ALICE detector at CERN
ALICE is one of the four big experiments at the LHC and at the same time ALICE is the only LHC experiment fully dedicated to exploration of nuclear matter at extreme energy density and temperature. ALICE has a very broad physics program in which physicists try to capture properties of the elusive state of the QGP. At NPI, our physics focus is primarily on analysis of jet properties in proton-proton, proton-lead and lead-lead collisions. Jets are collimated sprays of particles created by fragmentation of highly virtual quarks and gluons. Since jets are produced imminent to QGP formation, they are considered an ideal tool to study properties of the QGP.
On experimental side, we are from the very beginning of our participation in ALICE involved in various tasks related to the Inner Tracking System (ITS) detector. Currently, the ITS detector undergoes a major upgrade. The new ITS will be a high-precision seven-layer silicon tracker surrounding the interaction point. The new ITS will become fully operational in Run3 of the LHC and will enable precision measurements of particles containing heavy quarks. At NPI we employ a proton beam from the cyclotron U-120M to test radiation hardness of various ITS electronic components (FPGAs, silicon sensors, cables) and we also analyze data from similar tests done at other irradiation facilities.
Irradiation of the ALPIDE silicon sensors at the NPI of the CAS cyclotron U-120M
Work on the setup for FPGA irradiation
ALICE Inner Tracking System detector after the upgrade
Our third activity in ALICE concerns Grid computing. Amounts of data produced in the collisions at the LHC exceed substantially capacities of the CERN Computing Center to process and store. As a solution, an infrastructure of worldwide distributed computing centers connected through high throughput network and operated by the local institutions involved in the LHC projects was created. Centers involved in this infrastructure called the LHC Computing Grid (LCG) provide sufficient resources for handling and storage of the LHC data. Our involvement in the LCG is realized by ensuring a flawless processing and storage of the ALICE data at the computing center at the Institute of Physics (IoP) of the CAS in Prague which is involved in the LCG. At IoP we have hosted computing servers dedicated to ALICE and a part of the storage. The other part of the storage for ALICE is directly installed and operated at our institute.

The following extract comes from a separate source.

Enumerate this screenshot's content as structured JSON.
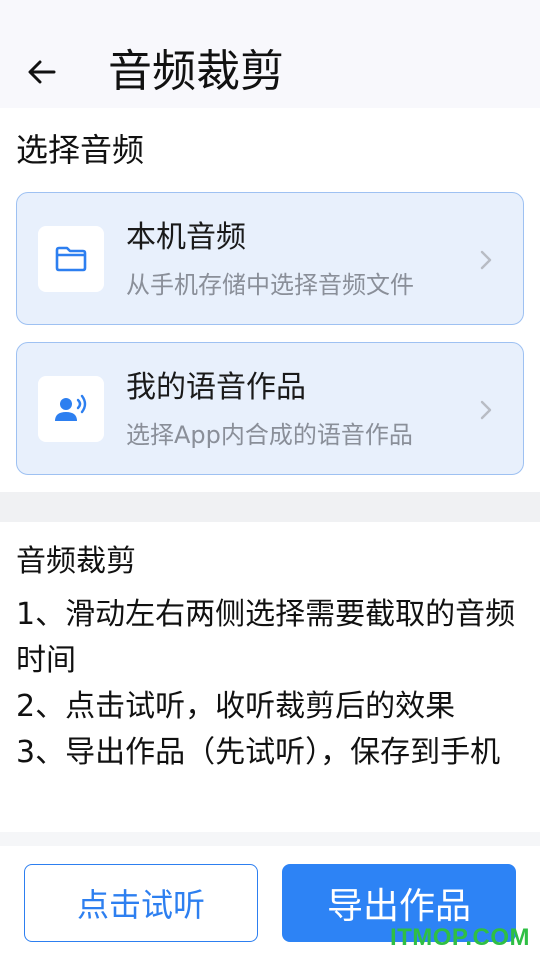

Our share in the total computing for ALICE has been significant right from the start of the LHC Computing Grid operations.
One of the storage servers for ALICE at the NPI of the CAS with a capacity of 340 TB
Team members of the ALICE experiment:
Filip Křížek (head of the ALICE group)
Roman Pasechnik (theoretical calculations)
Filip Křížek, firstname.lastname@example.org